Component data from apps and pages:
▬▬▬▬▬▬

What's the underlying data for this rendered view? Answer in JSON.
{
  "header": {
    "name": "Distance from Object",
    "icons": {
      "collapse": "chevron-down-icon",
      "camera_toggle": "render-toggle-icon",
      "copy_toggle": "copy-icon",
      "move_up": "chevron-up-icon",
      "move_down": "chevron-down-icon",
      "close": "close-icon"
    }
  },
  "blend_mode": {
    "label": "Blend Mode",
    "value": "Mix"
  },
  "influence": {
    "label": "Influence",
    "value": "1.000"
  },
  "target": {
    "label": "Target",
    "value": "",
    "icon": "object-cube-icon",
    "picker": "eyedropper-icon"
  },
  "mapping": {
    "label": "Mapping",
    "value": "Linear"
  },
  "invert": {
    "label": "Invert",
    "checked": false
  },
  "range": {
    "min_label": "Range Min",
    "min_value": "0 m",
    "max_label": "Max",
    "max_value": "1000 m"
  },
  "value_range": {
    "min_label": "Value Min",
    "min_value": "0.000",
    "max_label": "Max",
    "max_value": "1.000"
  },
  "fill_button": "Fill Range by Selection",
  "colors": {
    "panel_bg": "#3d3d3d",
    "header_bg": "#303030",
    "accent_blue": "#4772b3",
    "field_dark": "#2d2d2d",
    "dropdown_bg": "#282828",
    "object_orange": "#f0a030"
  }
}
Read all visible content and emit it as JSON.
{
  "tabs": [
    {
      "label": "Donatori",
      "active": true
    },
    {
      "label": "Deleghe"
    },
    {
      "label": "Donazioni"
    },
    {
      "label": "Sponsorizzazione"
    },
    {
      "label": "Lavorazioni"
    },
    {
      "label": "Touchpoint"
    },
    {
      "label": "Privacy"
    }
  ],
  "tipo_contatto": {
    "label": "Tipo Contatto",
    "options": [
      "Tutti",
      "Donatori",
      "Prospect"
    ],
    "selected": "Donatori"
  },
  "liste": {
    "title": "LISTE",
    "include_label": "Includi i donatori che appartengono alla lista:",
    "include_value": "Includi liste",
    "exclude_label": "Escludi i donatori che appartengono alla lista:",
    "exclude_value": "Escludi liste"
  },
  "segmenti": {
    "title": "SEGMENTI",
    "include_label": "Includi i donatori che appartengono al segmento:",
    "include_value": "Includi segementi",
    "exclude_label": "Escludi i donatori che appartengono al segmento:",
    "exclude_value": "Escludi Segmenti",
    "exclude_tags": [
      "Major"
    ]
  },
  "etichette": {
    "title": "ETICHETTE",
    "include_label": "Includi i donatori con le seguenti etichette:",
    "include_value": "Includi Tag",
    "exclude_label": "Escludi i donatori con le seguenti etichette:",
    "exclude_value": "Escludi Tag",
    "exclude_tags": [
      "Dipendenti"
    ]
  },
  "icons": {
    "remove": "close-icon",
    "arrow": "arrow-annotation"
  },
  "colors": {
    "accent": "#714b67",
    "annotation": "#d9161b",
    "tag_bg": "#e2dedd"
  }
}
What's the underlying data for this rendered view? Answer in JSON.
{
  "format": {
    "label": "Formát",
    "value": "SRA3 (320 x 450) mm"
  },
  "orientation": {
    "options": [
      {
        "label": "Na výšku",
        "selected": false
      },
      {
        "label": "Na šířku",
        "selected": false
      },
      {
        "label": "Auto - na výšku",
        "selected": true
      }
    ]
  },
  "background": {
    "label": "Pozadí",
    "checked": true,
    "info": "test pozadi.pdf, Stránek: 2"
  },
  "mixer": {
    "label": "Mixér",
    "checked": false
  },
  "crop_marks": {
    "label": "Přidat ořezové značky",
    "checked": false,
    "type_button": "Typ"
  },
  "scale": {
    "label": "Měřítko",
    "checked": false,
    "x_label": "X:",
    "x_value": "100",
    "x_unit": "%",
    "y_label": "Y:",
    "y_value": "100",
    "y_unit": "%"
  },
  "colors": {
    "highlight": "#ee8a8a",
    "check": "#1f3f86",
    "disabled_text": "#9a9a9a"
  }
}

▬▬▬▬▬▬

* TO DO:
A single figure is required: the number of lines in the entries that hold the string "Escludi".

* SOLUTION TO THE EXERCISE:
6